Approaching societal, scientific, or policy problems from a complexity perspective requires joining forces from different fields, in terms of methods, concepts, theoretical frameworks, and data. How to practice the interdisciplinarity of complexity approaches is a core topic explored in a series of seminars at IAS.

Edition 3 

Human Health Complexity

Health is notoriously a complex phenomenon. Questions about what health and disease are, how they spread across individuals and populations, and how we can intervene to reduce the burden of disease have been approached from very different disciplinary, conceptual, and methodological perspective. In this seminar series, we continue the conversation on human health complexity that was initiated at IAS during Spring 2022. We focus on questions about problems, concepts & methods, and data. Our goal is to contribute to exchanging ideas and approaches, and gradually building what may be called distinctively a ‘complexity approach’ in the health sciences.
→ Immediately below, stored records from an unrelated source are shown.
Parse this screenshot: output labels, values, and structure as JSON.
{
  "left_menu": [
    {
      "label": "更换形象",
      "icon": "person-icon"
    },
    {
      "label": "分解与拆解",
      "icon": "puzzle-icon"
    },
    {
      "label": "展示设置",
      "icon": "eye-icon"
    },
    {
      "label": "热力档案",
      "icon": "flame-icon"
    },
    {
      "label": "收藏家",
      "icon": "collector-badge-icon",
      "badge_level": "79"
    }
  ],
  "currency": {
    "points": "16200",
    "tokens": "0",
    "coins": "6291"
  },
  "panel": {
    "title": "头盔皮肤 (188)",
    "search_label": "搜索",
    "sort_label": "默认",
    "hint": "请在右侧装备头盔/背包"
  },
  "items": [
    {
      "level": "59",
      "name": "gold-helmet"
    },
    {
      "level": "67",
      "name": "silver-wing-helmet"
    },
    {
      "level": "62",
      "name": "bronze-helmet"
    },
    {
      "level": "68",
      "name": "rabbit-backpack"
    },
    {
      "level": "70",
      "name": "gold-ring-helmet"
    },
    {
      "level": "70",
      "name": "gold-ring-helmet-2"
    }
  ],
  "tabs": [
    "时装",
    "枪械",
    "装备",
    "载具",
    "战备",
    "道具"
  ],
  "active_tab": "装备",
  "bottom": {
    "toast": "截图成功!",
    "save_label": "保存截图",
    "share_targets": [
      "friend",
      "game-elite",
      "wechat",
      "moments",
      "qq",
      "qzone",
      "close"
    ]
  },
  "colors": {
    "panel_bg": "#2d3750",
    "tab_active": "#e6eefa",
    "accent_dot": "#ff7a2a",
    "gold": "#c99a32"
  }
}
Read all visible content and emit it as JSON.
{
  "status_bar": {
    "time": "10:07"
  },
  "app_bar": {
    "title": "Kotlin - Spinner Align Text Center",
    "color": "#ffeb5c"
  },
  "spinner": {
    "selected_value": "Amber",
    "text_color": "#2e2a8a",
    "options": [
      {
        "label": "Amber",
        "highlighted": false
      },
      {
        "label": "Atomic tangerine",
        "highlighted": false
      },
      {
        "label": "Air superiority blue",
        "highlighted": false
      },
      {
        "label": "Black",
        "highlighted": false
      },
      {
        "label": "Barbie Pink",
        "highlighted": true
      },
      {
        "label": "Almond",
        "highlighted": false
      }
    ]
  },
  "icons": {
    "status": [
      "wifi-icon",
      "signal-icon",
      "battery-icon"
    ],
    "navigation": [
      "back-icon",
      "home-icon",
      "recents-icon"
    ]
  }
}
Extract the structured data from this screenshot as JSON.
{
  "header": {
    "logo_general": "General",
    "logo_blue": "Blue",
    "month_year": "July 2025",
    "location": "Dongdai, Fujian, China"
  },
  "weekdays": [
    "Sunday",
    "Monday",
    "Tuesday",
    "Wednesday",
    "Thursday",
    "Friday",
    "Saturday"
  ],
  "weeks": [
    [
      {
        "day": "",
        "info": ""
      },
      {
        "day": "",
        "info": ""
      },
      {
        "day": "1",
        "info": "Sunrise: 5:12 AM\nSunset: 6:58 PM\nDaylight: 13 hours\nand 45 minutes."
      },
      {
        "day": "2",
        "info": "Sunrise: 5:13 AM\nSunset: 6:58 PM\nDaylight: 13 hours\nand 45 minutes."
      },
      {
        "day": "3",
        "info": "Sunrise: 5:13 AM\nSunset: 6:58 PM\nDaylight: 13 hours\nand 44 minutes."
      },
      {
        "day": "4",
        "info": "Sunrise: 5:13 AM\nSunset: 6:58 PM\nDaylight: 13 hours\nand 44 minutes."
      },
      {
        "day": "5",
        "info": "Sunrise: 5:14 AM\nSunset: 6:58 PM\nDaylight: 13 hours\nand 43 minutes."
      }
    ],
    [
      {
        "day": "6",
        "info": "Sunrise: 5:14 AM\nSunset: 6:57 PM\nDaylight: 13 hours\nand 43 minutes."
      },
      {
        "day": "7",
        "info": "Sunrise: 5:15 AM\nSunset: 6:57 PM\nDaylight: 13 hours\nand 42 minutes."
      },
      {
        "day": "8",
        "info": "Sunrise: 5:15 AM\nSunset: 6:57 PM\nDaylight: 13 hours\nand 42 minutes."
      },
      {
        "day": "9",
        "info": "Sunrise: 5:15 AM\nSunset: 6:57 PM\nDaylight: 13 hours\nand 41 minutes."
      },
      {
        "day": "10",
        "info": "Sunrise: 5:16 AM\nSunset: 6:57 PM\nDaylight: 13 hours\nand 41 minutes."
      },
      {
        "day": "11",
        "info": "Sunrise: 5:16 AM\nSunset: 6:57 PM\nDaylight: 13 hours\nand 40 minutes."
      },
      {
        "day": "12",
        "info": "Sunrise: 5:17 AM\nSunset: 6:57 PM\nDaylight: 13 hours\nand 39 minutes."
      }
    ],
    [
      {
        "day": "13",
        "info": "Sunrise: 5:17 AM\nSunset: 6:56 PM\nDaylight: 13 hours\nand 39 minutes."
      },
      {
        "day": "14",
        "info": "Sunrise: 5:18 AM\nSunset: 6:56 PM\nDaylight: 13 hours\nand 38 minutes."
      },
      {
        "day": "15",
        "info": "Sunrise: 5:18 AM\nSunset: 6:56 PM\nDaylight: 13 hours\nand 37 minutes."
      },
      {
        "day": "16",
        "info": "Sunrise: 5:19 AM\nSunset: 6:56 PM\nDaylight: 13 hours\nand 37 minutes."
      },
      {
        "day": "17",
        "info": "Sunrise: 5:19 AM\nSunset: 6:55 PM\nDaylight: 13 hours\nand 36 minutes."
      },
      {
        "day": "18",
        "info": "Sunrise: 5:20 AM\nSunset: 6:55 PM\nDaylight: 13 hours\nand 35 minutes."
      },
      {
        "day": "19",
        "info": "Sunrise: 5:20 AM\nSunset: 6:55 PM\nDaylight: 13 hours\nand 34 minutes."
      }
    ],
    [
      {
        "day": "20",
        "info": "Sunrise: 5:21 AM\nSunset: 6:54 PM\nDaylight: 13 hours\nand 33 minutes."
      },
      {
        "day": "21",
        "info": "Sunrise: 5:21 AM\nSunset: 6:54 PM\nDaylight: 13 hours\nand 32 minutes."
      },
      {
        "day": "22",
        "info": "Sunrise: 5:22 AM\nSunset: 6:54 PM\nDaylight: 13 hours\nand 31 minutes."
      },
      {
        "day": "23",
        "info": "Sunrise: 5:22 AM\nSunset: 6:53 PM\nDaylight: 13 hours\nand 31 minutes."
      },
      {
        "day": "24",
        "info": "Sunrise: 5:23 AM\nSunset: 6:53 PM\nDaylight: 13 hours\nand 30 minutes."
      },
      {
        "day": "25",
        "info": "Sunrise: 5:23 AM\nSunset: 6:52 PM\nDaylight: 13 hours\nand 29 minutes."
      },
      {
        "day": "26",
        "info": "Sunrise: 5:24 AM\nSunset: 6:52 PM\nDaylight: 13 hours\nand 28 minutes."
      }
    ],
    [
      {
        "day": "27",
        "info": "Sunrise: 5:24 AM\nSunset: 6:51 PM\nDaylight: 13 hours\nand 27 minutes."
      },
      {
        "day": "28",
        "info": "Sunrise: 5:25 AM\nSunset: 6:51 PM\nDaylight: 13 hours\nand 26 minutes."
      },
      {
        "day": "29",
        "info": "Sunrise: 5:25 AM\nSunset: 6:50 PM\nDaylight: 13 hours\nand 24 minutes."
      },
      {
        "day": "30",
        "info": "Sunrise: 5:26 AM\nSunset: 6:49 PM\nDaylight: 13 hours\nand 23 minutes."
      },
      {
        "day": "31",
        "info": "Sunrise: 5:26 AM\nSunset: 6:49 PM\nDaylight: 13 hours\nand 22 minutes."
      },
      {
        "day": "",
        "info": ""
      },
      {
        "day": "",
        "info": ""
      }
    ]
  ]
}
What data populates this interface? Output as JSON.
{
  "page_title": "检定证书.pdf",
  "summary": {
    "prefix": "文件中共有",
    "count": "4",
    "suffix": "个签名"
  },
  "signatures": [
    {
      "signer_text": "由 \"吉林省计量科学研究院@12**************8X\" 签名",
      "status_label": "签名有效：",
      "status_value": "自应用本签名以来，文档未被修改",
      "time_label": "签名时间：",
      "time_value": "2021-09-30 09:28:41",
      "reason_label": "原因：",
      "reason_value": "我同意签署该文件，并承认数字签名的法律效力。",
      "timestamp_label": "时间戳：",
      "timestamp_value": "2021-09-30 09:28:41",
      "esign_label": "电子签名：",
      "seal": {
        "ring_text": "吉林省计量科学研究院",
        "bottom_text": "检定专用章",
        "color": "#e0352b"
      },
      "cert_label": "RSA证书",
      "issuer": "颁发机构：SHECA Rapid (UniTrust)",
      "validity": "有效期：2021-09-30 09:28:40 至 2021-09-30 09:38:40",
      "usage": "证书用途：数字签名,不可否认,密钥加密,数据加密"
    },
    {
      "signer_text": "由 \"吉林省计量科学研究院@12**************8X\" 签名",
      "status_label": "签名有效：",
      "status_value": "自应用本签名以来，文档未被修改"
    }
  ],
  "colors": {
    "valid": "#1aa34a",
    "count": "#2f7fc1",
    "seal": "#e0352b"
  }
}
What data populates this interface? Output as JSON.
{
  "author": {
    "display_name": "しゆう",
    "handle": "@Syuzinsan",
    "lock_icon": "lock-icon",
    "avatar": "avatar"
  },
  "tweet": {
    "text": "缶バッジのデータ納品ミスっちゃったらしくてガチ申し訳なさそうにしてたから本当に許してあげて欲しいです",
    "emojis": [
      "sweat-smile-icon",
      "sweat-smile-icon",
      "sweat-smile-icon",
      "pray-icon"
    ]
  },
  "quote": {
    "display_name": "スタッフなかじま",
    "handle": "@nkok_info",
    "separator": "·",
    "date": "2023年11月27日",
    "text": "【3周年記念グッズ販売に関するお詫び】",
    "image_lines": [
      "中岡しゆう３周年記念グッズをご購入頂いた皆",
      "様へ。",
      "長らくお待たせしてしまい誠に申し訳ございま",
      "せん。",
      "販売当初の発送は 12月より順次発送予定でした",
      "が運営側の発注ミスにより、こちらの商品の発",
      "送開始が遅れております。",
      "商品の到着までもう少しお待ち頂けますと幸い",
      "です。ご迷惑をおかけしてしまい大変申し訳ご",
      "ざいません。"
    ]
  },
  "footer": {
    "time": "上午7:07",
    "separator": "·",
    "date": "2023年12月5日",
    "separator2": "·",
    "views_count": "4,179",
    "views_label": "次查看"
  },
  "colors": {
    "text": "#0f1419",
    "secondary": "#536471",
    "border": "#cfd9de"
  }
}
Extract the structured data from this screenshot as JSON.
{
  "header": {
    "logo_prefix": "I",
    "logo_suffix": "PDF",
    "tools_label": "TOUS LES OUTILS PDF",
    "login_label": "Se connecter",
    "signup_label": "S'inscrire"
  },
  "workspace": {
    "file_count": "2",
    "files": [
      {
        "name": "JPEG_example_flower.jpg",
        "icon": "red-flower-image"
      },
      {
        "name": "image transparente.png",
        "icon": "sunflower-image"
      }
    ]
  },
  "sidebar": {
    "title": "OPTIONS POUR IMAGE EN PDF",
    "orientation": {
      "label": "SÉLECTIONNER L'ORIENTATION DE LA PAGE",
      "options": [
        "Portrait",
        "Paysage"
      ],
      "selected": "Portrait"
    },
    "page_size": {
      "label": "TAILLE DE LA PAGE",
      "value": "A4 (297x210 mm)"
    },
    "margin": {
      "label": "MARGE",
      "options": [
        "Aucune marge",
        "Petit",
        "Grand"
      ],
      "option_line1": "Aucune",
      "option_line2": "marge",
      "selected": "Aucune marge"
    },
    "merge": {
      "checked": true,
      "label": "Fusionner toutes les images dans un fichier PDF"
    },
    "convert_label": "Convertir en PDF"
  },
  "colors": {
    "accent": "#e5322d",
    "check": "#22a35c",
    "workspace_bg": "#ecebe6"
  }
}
The series is composed of 1 on-site event and of 3 online events with the following dates and topics.


Karien Stronks, Federica Russo

Edition 2

The Practice of Mixed Methods and Mixed Data Research

As a ‘spin off’ from the Causality series, this series explored a number of issues related to mixed methods and mixed data research. From the very meaning of data to the role of causality, from the way to use theory to how to teach mixed methods. This series gathered scholars from around Europe and beyond to exchange experiences – and the challenges – to cross disciplinary borders to tinker with different types of method and of data.


Lasse Gerrits, Sofia PagliarinFederica Russo

Edition 1

The Causality Think Tank

Causality is a central notion in the science and in philosophy. And yet, it is well-known that no consensus exist on its very meaning, or on the ‘right’ method to do causal inference. In this series of seminars, scholars from the sciences, the humanities, and from the policy world discussed how they understand causality and how they practice causal inference. The group built gradually a common vocabulary to understand similarities and differences across fields and approaches.


Federica Russo